Website and app data records
::::

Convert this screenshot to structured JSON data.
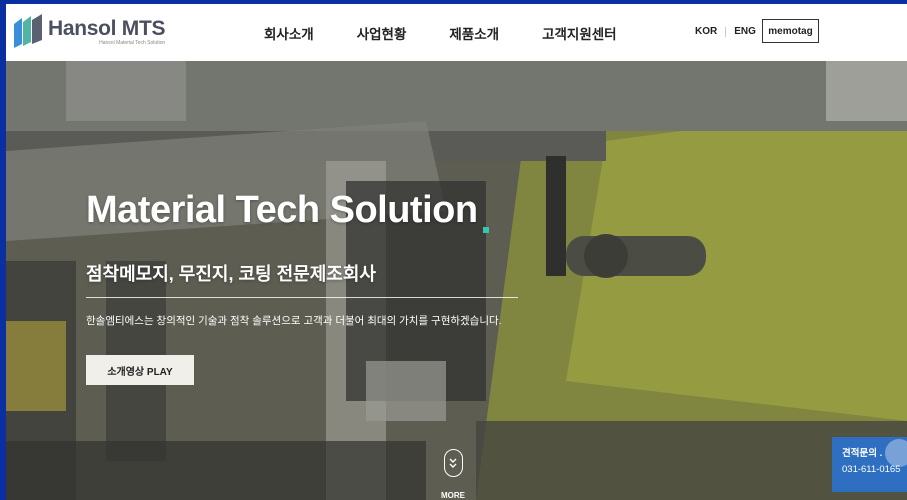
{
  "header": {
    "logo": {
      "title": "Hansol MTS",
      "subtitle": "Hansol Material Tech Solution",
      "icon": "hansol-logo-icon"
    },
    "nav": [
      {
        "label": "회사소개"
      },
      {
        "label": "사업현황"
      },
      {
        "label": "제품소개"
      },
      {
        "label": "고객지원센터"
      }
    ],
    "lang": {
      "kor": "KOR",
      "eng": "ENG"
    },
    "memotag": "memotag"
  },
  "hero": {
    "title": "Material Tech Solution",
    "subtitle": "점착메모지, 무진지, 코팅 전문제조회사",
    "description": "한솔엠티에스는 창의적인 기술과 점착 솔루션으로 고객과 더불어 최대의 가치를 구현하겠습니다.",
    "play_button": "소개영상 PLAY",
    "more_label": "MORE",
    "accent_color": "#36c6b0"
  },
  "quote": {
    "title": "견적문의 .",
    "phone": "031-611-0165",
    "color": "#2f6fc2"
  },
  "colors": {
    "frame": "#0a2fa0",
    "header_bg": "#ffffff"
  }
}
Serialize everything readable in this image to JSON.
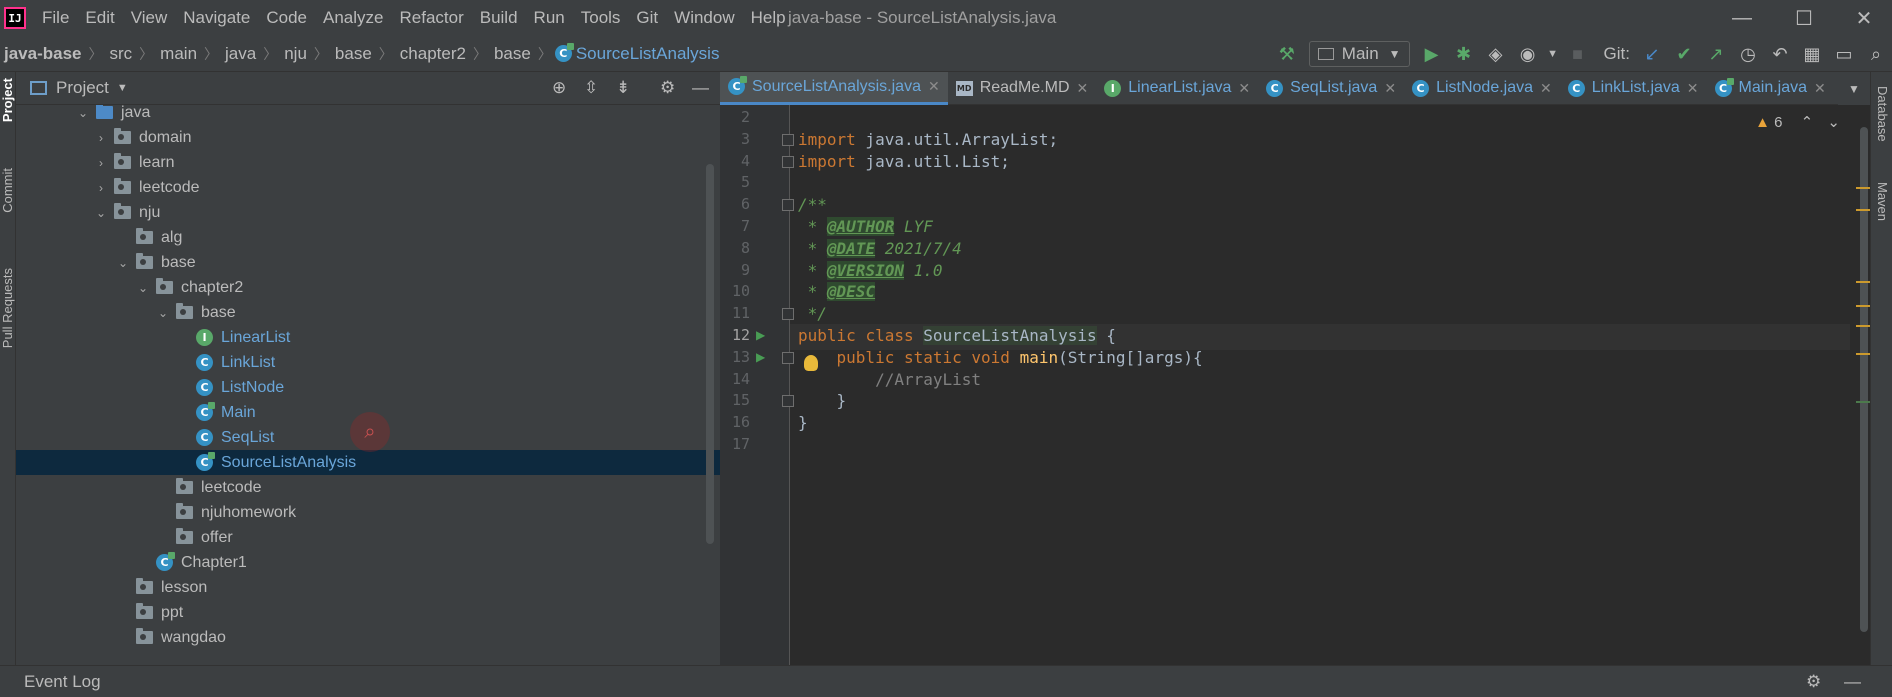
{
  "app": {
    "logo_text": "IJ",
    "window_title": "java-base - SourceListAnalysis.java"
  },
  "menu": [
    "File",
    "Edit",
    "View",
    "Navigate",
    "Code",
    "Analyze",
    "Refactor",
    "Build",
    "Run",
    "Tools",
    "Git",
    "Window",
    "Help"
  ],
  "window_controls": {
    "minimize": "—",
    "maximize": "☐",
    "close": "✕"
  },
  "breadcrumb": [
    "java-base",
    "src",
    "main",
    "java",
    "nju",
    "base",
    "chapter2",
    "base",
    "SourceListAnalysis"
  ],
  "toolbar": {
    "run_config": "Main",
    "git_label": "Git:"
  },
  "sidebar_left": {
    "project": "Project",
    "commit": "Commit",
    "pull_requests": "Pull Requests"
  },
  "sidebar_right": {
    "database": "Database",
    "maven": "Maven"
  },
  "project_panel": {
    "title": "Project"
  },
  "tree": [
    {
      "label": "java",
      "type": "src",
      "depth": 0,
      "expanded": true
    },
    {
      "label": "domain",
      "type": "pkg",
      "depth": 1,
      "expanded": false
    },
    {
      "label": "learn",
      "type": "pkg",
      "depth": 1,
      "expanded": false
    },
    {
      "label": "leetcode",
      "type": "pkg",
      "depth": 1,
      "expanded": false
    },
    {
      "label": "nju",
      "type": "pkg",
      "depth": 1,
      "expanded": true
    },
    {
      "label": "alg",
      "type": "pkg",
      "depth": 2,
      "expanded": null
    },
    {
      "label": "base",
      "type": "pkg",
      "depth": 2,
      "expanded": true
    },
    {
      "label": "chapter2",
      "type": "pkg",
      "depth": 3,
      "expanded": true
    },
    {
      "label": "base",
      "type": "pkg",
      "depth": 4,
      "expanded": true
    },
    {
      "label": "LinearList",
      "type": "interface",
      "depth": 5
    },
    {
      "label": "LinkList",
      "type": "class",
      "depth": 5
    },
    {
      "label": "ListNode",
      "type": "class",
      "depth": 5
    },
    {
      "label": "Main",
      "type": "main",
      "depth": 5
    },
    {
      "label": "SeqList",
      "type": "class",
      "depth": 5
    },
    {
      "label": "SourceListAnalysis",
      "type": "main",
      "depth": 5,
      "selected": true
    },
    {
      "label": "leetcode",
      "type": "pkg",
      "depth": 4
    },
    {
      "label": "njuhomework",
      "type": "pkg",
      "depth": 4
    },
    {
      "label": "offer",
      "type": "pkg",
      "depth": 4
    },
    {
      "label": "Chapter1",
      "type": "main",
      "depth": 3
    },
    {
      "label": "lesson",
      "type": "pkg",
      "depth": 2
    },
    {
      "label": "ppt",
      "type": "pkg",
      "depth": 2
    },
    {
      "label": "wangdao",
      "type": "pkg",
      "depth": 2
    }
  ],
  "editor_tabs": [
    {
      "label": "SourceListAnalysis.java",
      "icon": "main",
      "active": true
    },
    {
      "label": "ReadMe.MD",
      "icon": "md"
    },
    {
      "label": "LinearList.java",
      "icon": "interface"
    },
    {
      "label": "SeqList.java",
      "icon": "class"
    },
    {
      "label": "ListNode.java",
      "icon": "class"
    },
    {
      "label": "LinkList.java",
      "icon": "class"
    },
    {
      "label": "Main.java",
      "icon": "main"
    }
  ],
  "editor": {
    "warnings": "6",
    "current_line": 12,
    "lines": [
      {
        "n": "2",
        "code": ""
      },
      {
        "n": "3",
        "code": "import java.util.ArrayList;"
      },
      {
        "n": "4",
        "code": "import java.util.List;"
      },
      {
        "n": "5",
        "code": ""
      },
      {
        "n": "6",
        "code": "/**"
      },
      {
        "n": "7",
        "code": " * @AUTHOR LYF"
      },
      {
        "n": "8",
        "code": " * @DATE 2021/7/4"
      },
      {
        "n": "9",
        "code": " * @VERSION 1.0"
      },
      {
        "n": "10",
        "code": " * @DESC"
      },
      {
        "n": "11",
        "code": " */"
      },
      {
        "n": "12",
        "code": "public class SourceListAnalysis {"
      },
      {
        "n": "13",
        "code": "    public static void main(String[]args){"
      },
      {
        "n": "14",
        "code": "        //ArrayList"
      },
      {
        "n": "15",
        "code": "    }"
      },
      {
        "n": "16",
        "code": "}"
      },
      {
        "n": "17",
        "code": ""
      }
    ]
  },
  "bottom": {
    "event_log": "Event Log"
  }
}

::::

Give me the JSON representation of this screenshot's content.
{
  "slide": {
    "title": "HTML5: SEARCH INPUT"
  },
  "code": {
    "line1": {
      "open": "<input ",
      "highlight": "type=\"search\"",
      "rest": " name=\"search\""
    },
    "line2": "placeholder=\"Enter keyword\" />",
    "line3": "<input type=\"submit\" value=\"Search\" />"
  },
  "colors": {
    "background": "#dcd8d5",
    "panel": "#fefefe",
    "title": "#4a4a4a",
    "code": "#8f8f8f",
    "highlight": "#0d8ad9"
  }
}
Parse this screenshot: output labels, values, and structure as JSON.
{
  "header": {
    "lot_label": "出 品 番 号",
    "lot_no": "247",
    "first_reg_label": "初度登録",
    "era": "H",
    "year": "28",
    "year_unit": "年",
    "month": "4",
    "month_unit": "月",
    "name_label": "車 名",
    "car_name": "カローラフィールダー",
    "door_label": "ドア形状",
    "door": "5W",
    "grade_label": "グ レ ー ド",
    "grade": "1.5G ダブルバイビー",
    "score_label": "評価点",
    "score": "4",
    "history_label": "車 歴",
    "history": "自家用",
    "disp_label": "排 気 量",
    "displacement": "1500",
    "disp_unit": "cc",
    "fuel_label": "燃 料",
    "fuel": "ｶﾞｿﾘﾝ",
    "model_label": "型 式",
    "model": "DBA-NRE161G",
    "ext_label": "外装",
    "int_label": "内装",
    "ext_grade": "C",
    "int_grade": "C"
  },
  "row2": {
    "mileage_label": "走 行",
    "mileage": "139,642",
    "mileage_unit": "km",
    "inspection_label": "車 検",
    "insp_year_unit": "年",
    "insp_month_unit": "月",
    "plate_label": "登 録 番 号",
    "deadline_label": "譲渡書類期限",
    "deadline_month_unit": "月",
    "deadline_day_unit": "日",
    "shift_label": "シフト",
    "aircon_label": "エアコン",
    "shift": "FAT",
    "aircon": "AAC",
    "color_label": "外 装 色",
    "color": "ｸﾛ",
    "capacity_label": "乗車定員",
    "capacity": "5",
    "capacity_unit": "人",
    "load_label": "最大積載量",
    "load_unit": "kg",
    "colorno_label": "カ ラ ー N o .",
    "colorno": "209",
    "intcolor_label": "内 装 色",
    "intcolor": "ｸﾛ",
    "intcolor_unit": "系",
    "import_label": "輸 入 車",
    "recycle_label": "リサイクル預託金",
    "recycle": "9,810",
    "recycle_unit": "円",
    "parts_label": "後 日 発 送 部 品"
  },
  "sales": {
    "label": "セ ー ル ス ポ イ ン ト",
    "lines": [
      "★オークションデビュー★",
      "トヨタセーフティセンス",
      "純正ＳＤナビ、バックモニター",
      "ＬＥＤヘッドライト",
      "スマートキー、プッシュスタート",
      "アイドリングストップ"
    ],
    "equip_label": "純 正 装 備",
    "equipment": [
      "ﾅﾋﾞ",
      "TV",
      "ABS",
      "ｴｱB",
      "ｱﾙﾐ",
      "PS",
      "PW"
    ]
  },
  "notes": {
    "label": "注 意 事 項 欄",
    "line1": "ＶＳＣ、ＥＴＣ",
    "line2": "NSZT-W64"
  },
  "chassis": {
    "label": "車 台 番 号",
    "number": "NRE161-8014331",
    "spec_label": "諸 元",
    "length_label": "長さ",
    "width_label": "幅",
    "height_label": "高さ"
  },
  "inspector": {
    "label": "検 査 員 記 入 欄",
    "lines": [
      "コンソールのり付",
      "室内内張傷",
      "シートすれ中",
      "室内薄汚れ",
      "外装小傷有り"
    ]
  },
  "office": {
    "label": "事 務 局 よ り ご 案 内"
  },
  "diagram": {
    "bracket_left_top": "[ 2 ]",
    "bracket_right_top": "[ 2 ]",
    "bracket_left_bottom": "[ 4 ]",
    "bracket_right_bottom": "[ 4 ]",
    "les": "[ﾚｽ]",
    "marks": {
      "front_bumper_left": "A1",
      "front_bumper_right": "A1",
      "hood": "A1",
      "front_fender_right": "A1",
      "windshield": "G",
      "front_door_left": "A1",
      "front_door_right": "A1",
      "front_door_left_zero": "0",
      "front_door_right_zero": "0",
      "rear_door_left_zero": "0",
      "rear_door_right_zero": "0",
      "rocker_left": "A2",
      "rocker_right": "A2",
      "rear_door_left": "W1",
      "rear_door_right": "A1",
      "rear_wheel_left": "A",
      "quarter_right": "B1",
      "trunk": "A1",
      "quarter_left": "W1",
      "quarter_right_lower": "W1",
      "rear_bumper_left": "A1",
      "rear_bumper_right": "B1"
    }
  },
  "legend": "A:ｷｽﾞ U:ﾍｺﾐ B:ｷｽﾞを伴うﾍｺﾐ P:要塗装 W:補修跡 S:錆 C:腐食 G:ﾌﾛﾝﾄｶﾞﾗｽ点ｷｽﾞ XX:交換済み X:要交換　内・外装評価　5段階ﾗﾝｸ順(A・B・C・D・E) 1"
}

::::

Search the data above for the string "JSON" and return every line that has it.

Convert this screenshot to structured JSON data.
Serialize everything readable in this image to JSON.
Give me the JSON representation of this screenshot's content.
Parse this screenshot: output labels, values, and structure as JSON.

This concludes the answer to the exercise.